═════ Records supplied ═════

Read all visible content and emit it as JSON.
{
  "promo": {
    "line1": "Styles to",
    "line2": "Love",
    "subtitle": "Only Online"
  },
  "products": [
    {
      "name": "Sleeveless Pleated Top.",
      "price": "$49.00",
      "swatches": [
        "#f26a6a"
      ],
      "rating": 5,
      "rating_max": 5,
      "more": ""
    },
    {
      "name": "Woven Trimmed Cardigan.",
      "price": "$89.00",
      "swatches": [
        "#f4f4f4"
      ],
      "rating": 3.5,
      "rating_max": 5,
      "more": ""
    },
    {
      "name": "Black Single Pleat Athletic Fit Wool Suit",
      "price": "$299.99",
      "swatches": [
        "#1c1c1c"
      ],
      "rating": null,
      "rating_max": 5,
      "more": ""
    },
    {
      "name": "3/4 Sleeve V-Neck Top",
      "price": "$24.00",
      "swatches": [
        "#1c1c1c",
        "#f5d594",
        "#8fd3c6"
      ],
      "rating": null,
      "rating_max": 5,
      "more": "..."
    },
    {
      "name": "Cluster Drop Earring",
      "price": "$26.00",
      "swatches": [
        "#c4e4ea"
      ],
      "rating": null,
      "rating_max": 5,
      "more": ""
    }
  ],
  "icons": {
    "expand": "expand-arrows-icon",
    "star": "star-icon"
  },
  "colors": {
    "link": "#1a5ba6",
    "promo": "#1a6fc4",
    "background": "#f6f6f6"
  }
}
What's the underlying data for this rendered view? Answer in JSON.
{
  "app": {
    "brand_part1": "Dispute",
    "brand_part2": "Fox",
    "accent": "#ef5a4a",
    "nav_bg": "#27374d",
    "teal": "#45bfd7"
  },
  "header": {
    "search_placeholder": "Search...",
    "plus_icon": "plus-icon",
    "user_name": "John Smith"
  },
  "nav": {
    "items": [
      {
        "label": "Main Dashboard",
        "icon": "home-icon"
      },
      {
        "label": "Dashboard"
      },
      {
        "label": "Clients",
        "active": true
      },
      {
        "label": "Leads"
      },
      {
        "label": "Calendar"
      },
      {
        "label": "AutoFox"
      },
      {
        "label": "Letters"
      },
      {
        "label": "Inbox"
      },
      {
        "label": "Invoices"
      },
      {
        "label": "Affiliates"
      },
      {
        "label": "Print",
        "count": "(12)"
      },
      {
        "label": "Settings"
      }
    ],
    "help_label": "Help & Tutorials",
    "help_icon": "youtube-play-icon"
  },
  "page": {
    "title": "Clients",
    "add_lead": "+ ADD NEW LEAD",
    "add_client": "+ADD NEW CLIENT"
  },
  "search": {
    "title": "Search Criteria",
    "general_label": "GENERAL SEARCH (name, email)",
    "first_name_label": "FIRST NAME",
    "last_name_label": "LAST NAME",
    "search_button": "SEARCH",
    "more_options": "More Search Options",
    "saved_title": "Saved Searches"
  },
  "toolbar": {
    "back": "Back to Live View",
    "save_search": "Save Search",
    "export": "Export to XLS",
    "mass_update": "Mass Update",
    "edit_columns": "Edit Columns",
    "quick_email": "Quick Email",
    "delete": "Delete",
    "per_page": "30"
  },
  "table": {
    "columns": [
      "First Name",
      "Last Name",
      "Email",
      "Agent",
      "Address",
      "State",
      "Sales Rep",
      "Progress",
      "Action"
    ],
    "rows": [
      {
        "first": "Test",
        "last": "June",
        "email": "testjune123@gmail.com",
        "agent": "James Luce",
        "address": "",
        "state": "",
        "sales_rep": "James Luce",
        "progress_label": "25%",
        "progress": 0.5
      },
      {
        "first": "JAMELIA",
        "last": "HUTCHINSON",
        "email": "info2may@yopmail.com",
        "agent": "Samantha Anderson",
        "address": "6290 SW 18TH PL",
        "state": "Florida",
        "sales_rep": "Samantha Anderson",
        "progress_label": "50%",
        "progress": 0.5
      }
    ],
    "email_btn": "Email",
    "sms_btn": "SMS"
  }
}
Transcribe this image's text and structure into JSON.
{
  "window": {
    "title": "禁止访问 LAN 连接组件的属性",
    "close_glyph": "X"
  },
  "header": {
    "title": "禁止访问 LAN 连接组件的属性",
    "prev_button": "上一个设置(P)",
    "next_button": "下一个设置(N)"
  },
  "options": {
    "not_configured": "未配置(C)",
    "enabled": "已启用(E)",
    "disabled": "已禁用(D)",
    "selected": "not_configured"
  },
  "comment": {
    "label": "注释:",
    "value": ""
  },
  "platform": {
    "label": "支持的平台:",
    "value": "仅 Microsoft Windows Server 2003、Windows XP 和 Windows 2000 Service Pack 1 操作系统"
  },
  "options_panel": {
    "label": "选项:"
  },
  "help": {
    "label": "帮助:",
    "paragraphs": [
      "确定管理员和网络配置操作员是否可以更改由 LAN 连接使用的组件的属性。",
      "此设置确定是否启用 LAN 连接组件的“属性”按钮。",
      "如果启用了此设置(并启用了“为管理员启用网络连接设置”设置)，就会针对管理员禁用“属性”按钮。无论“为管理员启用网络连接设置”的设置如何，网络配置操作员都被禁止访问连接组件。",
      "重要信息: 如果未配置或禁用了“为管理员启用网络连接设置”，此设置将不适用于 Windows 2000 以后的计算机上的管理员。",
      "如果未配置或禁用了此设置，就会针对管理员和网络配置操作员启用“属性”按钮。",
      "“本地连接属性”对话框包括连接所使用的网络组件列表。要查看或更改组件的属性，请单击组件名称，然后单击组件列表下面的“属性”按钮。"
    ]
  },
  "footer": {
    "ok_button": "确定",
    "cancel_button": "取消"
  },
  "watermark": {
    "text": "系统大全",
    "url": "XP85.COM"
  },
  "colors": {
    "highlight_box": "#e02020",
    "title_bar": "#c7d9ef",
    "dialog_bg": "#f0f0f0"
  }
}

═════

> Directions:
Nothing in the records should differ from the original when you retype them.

> Response to this exercise:
Read all visible content and emit it as JSON.
{
  "promo": {
    "line1": "Styles to",
    "line2": "Love",
    "subtitle": "Only Online"
  },
  "products": [
    {
      "name": "Sleeveless Pleated Top.",
      "price": "$49.00",
      "swatches": [
        "#f26a6a"
      ],
      "rating": 5,
      "rating_max": 5,
      "more": ""
    },
    {
      "name": "Woven Trimmed Cardigan.",
      "price": "$89.00",
      "swatches": [
        "#f4f4f4"
      ],
      "rating": 3.5,
      "rating_max": 5,
      "more": ""
    },
    {
      "name": "Black Single Pleat Athletic Fit Wool Suit",
      "price": "$299.99",
      "swatches": [
        "#1c1c1c"
      ],
      "rating": null,
      "rating_max": 5,
      "more": ""
    },
    {
      "name": "3/4 Sleeve V-Neck Top",
      "price": "$24.00",
      "swatches": [
        "#1c1c1c",
        "#f5d594",
        "#8fd3c6"
      ],
      "rating": null,
      "rating_max": 5,
      "more": "..."
    },
    {
      "name": "Cluster Drop Earring",
      "price": "$26.00",
      "swatches": [
        "#c4e4ea"
      ],
      "rating": null,
      "rating_max": 5,
      "more": ""
    }
  ],
  "icons": {
    "expand": "expand-arrows-icon",
    "star": "star-icon"
  },
  "colors": {
    "link": "#1a5ba6",
    "promo": "#1a6fc4",
    "background": "#f6f6f6"
  }
}
What's the underlying data for this rendered view? Answer in JSON.
{
  "app": {
    "brand_part1": "Dispute",
    "brand_part2": "Fox",
    "accent": "#ef5a4a",
    "nav_bg": "#27374d",
    "teal": "#45bfd7"
  },
  "header": {
    "search_placeholder": "Search...",
    "plus_icon": "plus-icon",
    "user_name": "John Smith"
  },
  "nav": {
    "items": [
      {
        "label": "Main Dashboard",
        "icon": "home-icon"
      },
      {
        "label": "Dashboard"
      },
      {
        "label": "Clients",
        "active": true
      },
      {
        "label": "Leads"
      },
      {
        "label": "Calendar"
      },
      {
        "label": "AutoFox"
      },
      {
        "label": "Letters"
      },
      {
        "label": "Inbox"
      },
      {
        "label": "Invoices"
      },
      {
        "label": "Affiliates"
      },
      {
        "label": "Print",
        "count": "(12)"
      },
      {
        "label": "Settings"
      }
    ],
    "help_label": "Help & Tutorials",
    "help_icon": "youtube-play-icon"
  },
  "page": {
    "title": "Clients",
    "add_lead": "+ ADD NEW LEAD",
    "add_client": "+ADD NEW CLIENT"
  },
  "search": {
    "title": "Search Criteria",
    "general_label": "GENERAL SEARCH (name, email)",
    "first_name_label": "FIRST NAME",
    "last_name_label": "LAST NAME",
    "search_button": "SEARCH",
    "more_options": "More Search Options",
    "saved_title": "Saved Searches"
  },
  "toolbar": {
    "back": "Back to Live View",
    "save_search": "Save Search",
    "export": "Export to XLS",
    "mass_update": "Mass Update",
    "edit_columns": "Edit Columns",
    "quick_email": "Quick Email",
    "delete": "Delete",
    "per_page": "30"
  },
  "table": {
    "columns": [
      "First Name",
      "Last Name",
      "Email",
      "Agent",
      "Address",
      "State",
      "Sales Rep",
      "Progress",
      "Action"
    ],
    "rows": [
      {
        "first": "Test",
        "last": "June",
        "email": "testjune123@gmail.com",
        "agent": "James Luce",
        "address": "",
        "state": "",
        "sales_rep": "James Luce",
        "progress_label": "25%",
        "progress": 0.5
      },
      {
        "first": "JAMELIA",
        "last": "HUTCHINSON",
        "email": "info2may@yopmail.com",
        "agent": "Samantha Anderson",
        "address": "6290 SW 18TH PL",
        "state": "Florida",
        "sales_rep": "Samantha Anderson",
        "progress_label": "50%",
        "progress": 0.5
      }
    ],
    "email_btn": "Email",
    "sms_btn": "SMS"
  }
}
Transcribe this image's text and structure into JSON.
{
  "window": {
    "title": "禁止访问 LAN 连接组件的属性",
    "close_glyph": "X"
  },
  "header": {
    "title": "禁止访问 LAN 连接组件的属性",
    "prev_button": "上一个设置(P)",
    "next_button": "下一个设置(N)"
  },
  "options": {
    "not_configured": "未配置(C)",
    "enabled": "已启用(E)",
    "disabled": "已禁用(D)",
    "selected": "not_configured"
  },
  "comment": {
    "label": "注释:",
    "value": ""
  },
  "platform": {
    "label": "支持的平台:",
    "value": "仅 Microsoft Windows Server 2003、Windows XP 和 Windows 2000 Service Pack 1 操作系统"
  },
  "options_panel": {
    "label": "选项:"
  },
  "help": {
    "label": "帮助:",
    "paragraphs": [
      "确定管理员和网络配置操作员是否可以更改由 LAN 连接使用的组件的属性。",
      "此设置确定是否启用 LAN 连接组件的“属性”按钮。",
      "如果启用了此设置(并启用了“为管理员启用网络连接设置”设置)，就会针对管理员禁用“属性”按钮。无论“为管理员启用网络连接设置”的设置如何，网络配置操作员都被禁止访问连接组件。",
      "重要信息: 如果未配置或禁用了“为管理员启用网络连接设置”，此设置将不适用于 Windows 2000 以后的计算机上的管理员。",
      "如果未配置或禁用了此设置，就会针对管理员和网络配置操作员启用“属性”按钮。",
      "“本地连接属性”对话框包括连接所使用的网络组件列表。要查看或更改组件的属性，请单击组件名称，然后单击组件列表下面的“属性”按钮。"
    ]
  },
  "footer": {
    "ok_button": "确定",
    "cancel_button": "取消"
  },
  "watermark": {
    "text": "系统大全",
    "url": "XP85.COM"
  },
  "colors": {
    "highlight_box": "#e02020",
    "title_bar": "#c7d9ef",
    "dialog_bg": "#f0f0f0"
  }
}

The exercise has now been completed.